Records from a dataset
+++

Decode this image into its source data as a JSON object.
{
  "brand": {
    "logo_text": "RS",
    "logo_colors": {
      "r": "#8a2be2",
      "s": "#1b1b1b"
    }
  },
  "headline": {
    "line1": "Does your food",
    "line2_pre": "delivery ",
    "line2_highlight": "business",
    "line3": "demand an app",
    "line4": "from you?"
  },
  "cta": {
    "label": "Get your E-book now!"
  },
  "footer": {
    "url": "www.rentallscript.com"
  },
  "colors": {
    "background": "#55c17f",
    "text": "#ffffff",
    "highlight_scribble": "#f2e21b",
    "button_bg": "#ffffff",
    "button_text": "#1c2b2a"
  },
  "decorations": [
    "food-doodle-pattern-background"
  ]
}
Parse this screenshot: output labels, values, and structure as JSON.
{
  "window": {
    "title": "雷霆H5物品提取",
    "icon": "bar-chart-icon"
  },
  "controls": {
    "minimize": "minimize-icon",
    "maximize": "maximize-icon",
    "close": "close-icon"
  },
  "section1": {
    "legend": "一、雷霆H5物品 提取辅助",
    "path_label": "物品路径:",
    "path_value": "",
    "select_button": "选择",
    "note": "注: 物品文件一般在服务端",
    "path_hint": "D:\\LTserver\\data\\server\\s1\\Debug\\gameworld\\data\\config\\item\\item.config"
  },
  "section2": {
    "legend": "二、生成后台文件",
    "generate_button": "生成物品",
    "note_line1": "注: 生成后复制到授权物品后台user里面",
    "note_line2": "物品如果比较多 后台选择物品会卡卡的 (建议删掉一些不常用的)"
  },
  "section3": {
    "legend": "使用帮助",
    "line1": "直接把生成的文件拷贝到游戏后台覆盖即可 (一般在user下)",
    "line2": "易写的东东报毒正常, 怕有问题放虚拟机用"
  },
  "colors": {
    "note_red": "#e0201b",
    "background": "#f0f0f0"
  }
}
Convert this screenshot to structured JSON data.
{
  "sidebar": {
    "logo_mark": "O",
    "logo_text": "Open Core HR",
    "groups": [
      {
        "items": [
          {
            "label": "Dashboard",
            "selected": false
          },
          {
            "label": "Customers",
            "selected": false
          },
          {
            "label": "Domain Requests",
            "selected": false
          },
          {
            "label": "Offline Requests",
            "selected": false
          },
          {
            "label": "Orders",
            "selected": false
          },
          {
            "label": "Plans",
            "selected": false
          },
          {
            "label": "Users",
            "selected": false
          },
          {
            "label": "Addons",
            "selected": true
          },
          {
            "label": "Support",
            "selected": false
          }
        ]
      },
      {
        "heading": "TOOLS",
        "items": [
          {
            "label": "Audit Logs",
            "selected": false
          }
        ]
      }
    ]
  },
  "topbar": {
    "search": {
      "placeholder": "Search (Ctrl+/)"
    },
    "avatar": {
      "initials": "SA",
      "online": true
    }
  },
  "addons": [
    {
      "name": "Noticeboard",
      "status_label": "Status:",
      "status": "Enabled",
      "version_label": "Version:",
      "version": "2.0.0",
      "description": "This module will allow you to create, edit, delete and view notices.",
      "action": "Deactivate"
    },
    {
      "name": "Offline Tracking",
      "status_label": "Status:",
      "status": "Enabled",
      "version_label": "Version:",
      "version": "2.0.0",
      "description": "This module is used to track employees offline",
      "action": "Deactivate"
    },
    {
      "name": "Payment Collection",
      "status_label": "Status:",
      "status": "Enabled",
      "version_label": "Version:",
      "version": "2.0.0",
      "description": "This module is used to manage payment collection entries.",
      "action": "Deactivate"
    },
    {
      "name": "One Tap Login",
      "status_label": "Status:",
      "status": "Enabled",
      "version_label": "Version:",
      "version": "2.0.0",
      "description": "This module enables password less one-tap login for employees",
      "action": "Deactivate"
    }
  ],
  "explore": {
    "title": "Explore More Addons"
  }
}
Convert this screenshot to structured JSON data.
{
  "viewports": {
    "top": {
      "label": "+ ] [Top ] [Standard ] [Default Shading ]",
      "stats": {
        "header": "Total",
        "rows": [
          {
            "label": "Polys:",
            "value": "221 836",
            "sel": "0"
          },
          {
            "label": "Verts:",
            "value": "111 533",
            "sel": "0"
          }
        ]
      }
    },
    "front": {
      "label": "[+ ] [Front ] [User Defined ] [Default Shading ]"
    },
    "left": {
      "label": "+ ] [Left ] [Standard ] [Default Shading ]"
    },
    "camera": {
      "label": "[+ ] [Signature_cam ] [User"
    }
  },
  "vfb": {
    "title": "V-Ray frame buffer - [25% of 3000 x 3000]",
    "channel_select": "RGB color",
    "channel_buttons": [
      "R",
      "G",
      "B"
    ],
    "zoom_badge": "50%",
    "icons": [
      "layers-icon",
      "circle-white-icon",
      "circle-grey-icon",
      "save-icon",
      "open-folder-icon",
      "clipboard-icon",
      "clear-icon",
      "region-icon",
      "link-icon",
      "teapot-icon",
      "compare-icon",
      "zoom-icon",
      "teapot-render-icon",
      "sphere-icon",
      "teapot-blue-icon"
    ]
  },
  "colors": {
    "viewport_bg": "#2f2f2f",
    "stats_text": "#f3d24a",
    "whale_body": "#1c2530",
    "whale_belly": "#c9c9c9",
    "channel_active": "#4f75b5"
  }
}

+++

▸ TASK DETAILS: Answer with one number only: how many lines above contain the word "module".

▸ TASK SOLUTION: 4